Officials said they wanted rogue landlords and agents to see the fines as a deterrent, and also warned that they would need to be more substantial in order to fund the resources needed to enforce the rules.
The Draft Tenants’ Fees Bill proposes penalties of £5,000 for an initial breach of the ban and up to £30,000 for repeat offenders.
But the Communities and Local Government Committee heard evidence from council and Trading Standards officials yesterday, warning that some landlords just see the fines as an “occupational hazard”.
Alison Farrar, lead officer at the Chartered Trading Standards Institute, who also sits on the National Trading Standards Estate Agency Team (NTSEAT) at Powys County Council, said more resources were needed if the ban was to be properly enforced.

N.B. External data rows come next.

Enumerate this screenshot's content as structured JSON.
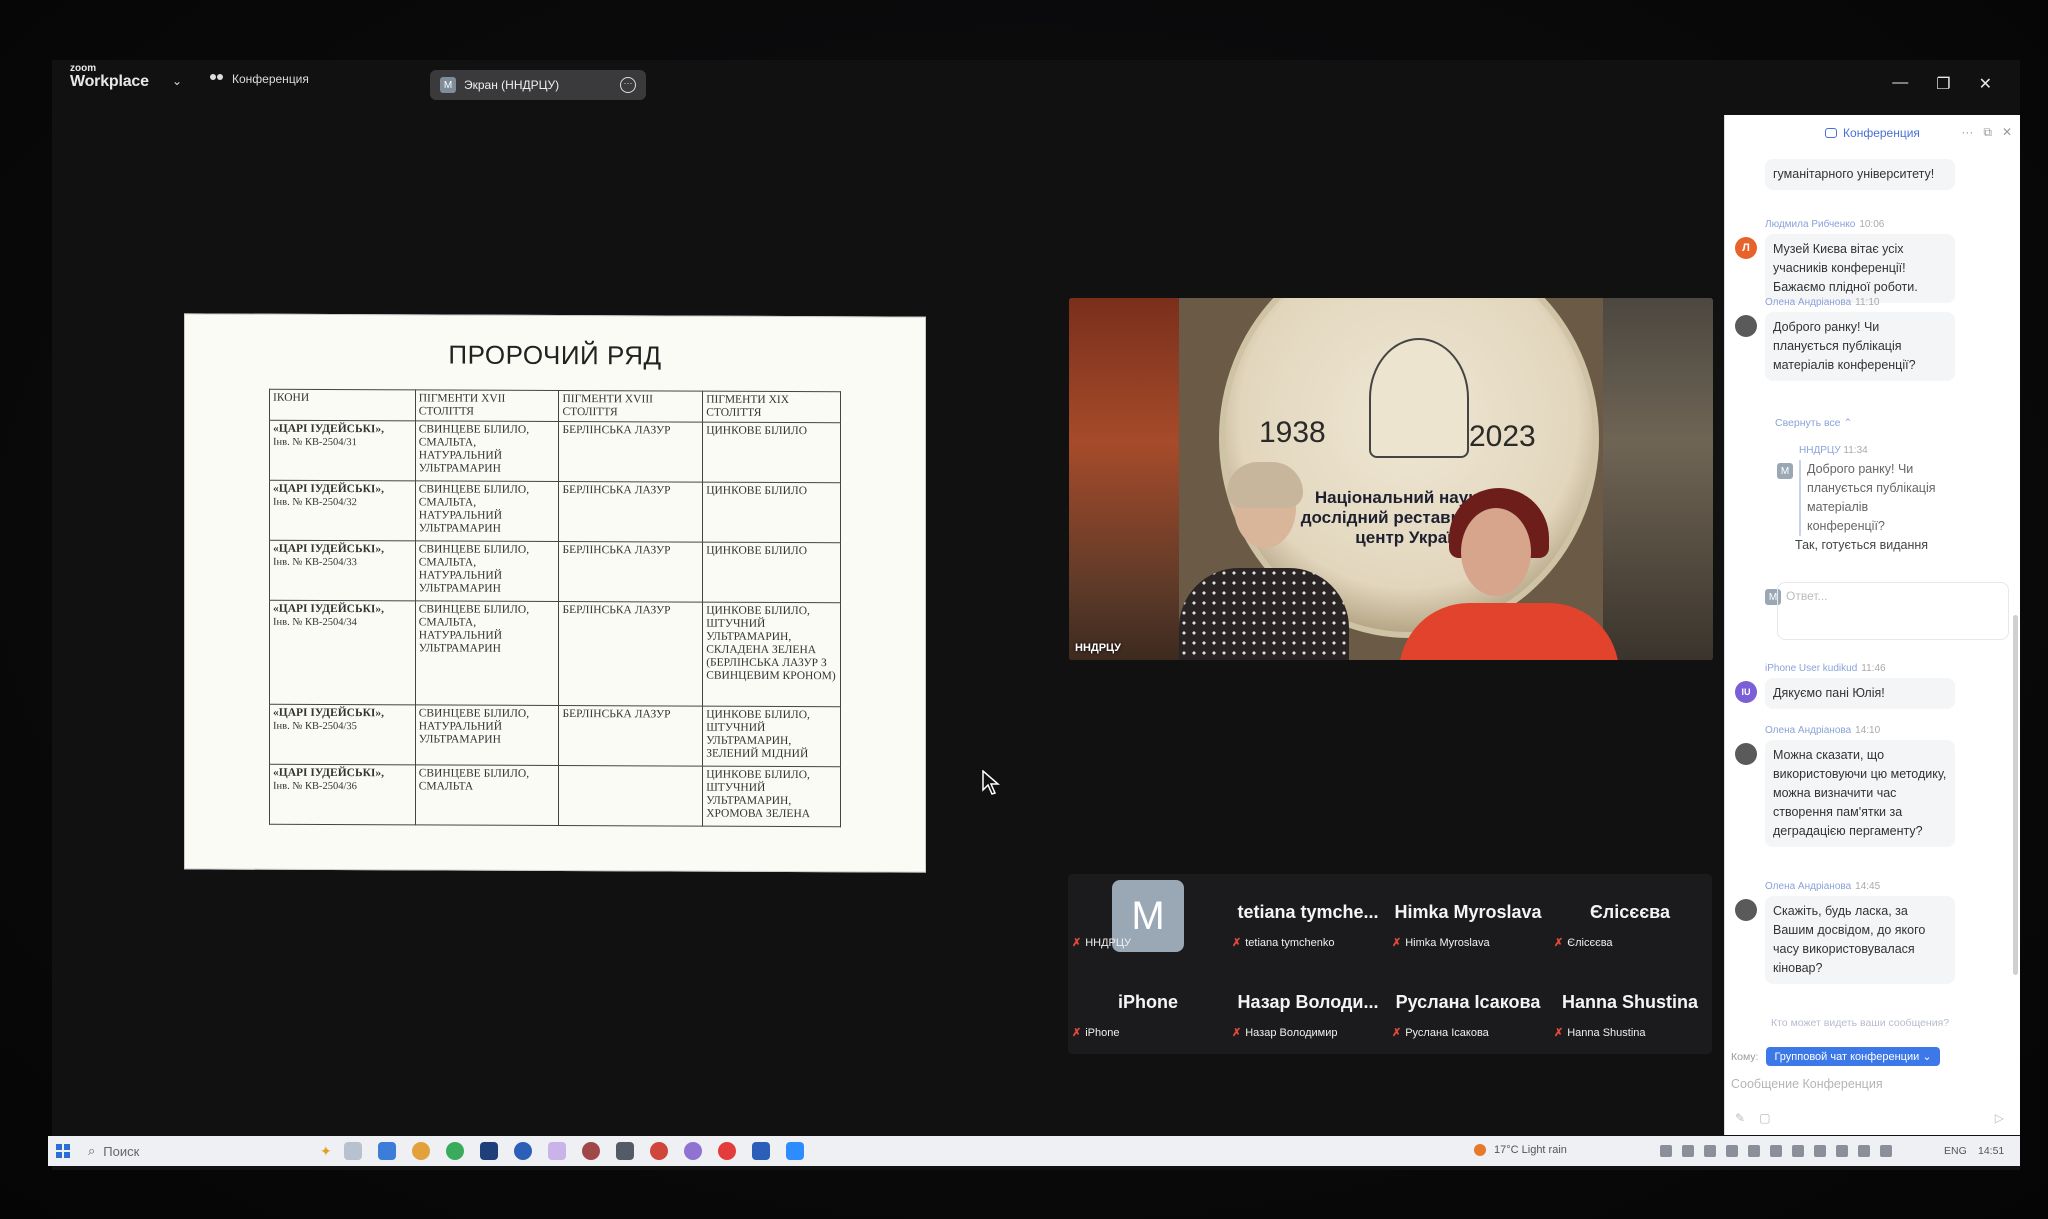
{
  "zoom": {
    "logo_small": "zoom",
    "logo_big": "Workplace",
    "conference_label": "Конференция",
    "screen_pill_avatar": "M",
    "screen_pill_label": "Экран (ННДРЦУ)"
  },
  "slide": {
    "title": "ПРОРОЧИЙ РЯД",
    "headers": [
      "ІКОНИ",
      "ПІГМЕНТИ XVII СТОЛІТТЯ",
      "ПІГМЕНТИ XVIII СТОЛІТТЯ",
      "ПІГМЕНТИ XIX СТОЛІТТЯ"
    ],
    "rows": [
      {
        "icon": "«ЦАРІ ІУДЕЙСЬКІ»,",
        "inv": "Інв. № КВ-2504/31",
        "c17": "СВИНЦЕВЕ БІЛИЛО, СМАЛЬТА, НАТУРАЛЬНИЙ УЛЬТРАМАРИН",
        "c18": "БЕРЛІНСЬКА ЛАЗУР",
        "c19": "ЦИНКОВЕ БІЛИЛО"
      },
      {
        "icon": "«ЦАРІ ІУДЕЙСЬКІ»,",
        "inv": "Інв. № КВ-2504/32",
        "c17": "СВИНЦЕВЕ БІЛИЛО, СМАЛЬТА, НАТУРАЛЬНИЙ УЛЬТРАМАРИН",
        "c18": "БЕРЛІНСЬКА ЛАЗУР",
        "c19": "ЦИНКОВЕ БІЛИЛО"
      },
      {
        "icon": "«ЦАРІ ІУДЕЙСЬКІ»,",
        "inv": "Інв. № КВ-2504/33",
        "c17": "СВИНЦЕВЕ БІЛИЛО, СМАЛЬТА, НАТУРАЛЬНИЙ УЛЬТРАМАРИН",
        "c18": "БЕРЛІНСЬКА ЛАЗУР",
        "c19": "ЦИНКОВЕ БІЛИЛО"
      },
      {
        "icon": "«ЦАРІ ІУДЕЙСЬКІ»,",
        "inv": "Інв. № КВ-2504/34",
        "c17": "СВИНЦЕВЕ БІЛИЛО, СМАЛЬТА, НАТУРАЛЬНИЙ УЛЬТРАМАРИН",
        "c18": "БЕРЛІНСЬКА ЛАЗУР",
        "c19": "ЦИНКОВЕ БІЛИЛО, ШТУЧНИЙ УЛЬТРАМАРИН, СКЛАДЕНА ЗЕЛЕНА (БЕРЛІНСЬКА ЛАЗУР З СВИНЦЕВИМ КРОНОМ)"
      },
      {
        "icon": "«ЦАРІ ІУДЕЙСЬКІ»,",
        "inv": "Інв. № КВ-2504/35",
        "c17": "СВИНЦЕВЕ БІЛИЛО, НАТУРАЛЬНИЙ УЛЬТРАМАРИН",
        "c18": "БЕРЛІНСЬКА ЛАЗУР",
        "c19": "ЦИНКОВЕ БІЛИЛО, ШТУЧНИЙ УЛЬТРАМАРИН, ЗЕЛЕНИЙ МІДНИЙ"
      },
      {
        "icon": "«ЦАРІ ІУДЕЙСЬКІ»,",
        "inv": "Інв. № КВ-2504/36",
        "c17": "СВИНЦЕВЕ БІЛИЛО, СМАЛЬТА",
        "c18": "",
        "c19": "ЦИНКОВЕ БІЛИЛО, ШТУЧНИЙ УЛЬТРАМАРИН, ХРОМОВА ЗЕЛЕНА"
      }
    ]
  },
  "speaker": {
    "name_tag": "ННДРЦУ",
    "year_left": "1938",
    "year_right": "2023",
    "institution": "Національний науково-дослідний реставраційний центр України",
    "emblem_label": "ННДРЦУ"
  },
  "participants": [
    {
      "display": "M",
      "label": "ННДРЦУ",
      "is_avatar": true
    },
    {
      "display": "tetiana  tymche...",
      "label": "tetiana tymchenko"
    },
    {
      "display": "Himka Myroslava",
      "label": "Himka Myroslava"
    },
    {
      "display": "Єлісєєва",
      "label": "Єлісєєва"
    },
    {
      "display": "iPhone",
      "label": "iPhone"
    },
    {
      "display": "Назар  Володи...",
      "label": "Назар Володимир"
    },
    {
      "display": "Руслана Ісакова",
      "label": "Руслана Ісакова"
    },
    {
      "display": "Hanna Shustina",
      "label": "Hanna Shustina"
    }
  ],
  "chat": {
    "title": "Конференция",
    "top_partial": "гуманітарного університету!",
    "messages": [
      {
        "sender": "Людмила Рибченко",
        "time": "10:06",
        "avatar": "Л",
        "color": "#e8632b",
        "text": "Музей Києва вітає усіх учасників конференції! Бажаємо плідної роботи."
      },
      {
        "sender": "Олена Андріанова",
        "time": "11:10",
        "avatar": "",
        "color": "#5a5a5a",
        "text": "Доброго ранку! Чи планується публікація матеріалів конференції?"
      }
    ],
    "collapse_all": "Свернуть все",
    "reply": {
      "sender": "ННДРЦУ",
      "time": "11:34",
      "avatar": "M",
      "quote": "Доброго ранку! Чи планується публікація матеріалів конференції?",
      "answer": "Так, готується видання"
    },
    "reply_placeholder": "Ответ...",
    "messages2": [
      {
        "sender": "iPhone User kudikud",
        "time": "11:46",
        "avatar": "IU",
        "color": "#7b5fd6",
        "text": "Дякуємо пані Юлія!"
      },
      {
        "sender": "Олена Андріанова",
        "time": "14:10",
        "avatar": "",
        "color": "#5a5a5a",
        "text": "Можна сказати, що використовуючи цю методику, можна визначити час створення пам'ятки за деградацією пергаменту?"
      },
      {
        "sender": "Олена Андріанова",
        "time": "14:45",
        "avatar": "",
        "color": "#5a5a5a",
        "text": "Скажіть, будь ласка, за Вашим досвідом, до якого часу використовувалася кіновар?"
      }
    ],
    "who_can_see": "Кто может видеть ваши сообщения?",
    "to_label": "Кому:",
    "to_value": "Групповой чат конференции",
    "message_placeholder": "Сообщение Конференция"
  },
  "taskbar": {
    "search": "Поиск",
    "weather": "17°C  Light rain",
    "lang": "ENG",
    "time": "14:51"
  }
}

She said: “Fees need to be on a sliding scale and a reflection of how much consumer detriment there is.
“It would make sense to not start at too low a level.
“They need to be prohibitive enough to stop them from happening again.

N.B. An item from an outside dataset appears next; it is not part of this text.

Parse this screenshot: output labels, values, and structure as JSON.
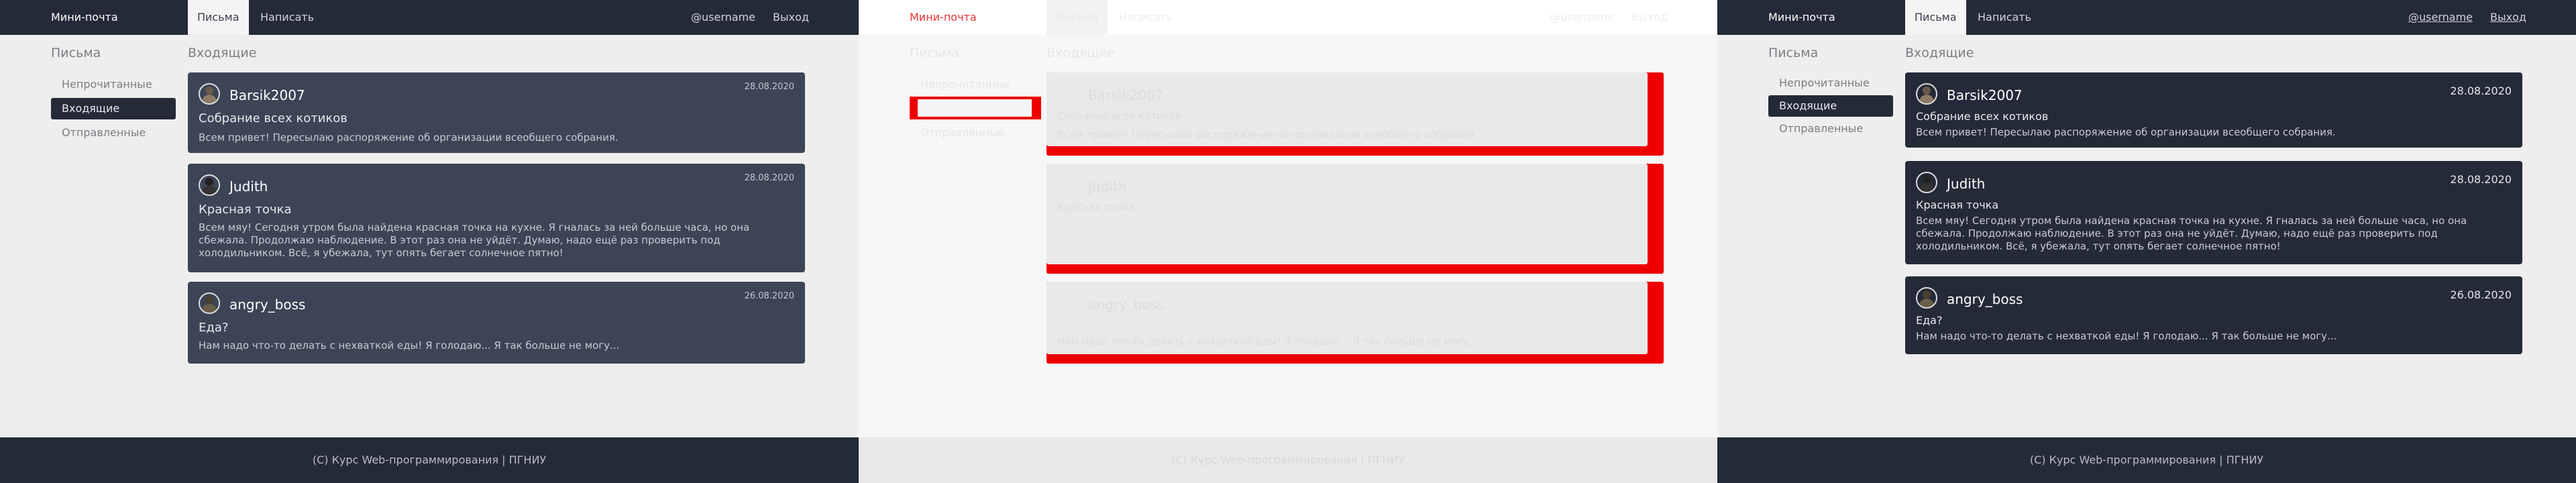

“The penalties are not sufficient to cover the cost of the work but we also wouldn’t want Trading Standards to be accused of doing the work just to obtain money from the fines – that is not the reason we do it.
“There is also all the preventative work that is never accounted for. It is very expensive and the local authority cuts make it more and more difficult.”
She said it would be easier if the Bill introduced a lead authority combining estate and letting agents as there is overlap in their work.
Farrar added that this can’t currently happen as NTSEAT sits in Wales where a ban is being worked on separately.
MPs also heard from council officials including Andy Fisher, head of housing, health and communities at Boston Borough Council. He said a sliding framework would be more appropriate so local authorities could set their own level.
He also questioned whether local housing authorities were better placed to take charge of enforcement rather than Trading Standards as they work with agents more regularly.
MPs also asked whether councils had enough enforcement powers, but participants said it was having enough money and properly trained staff that was the bigger issue.
Cllr Clare Salier, cabinet member for housing at the London Borough of Wandsworth, said there were issues around tenants knowing what they were able to report but said officials have to look at how much they are getting back for the cost of carrying out prosecutions.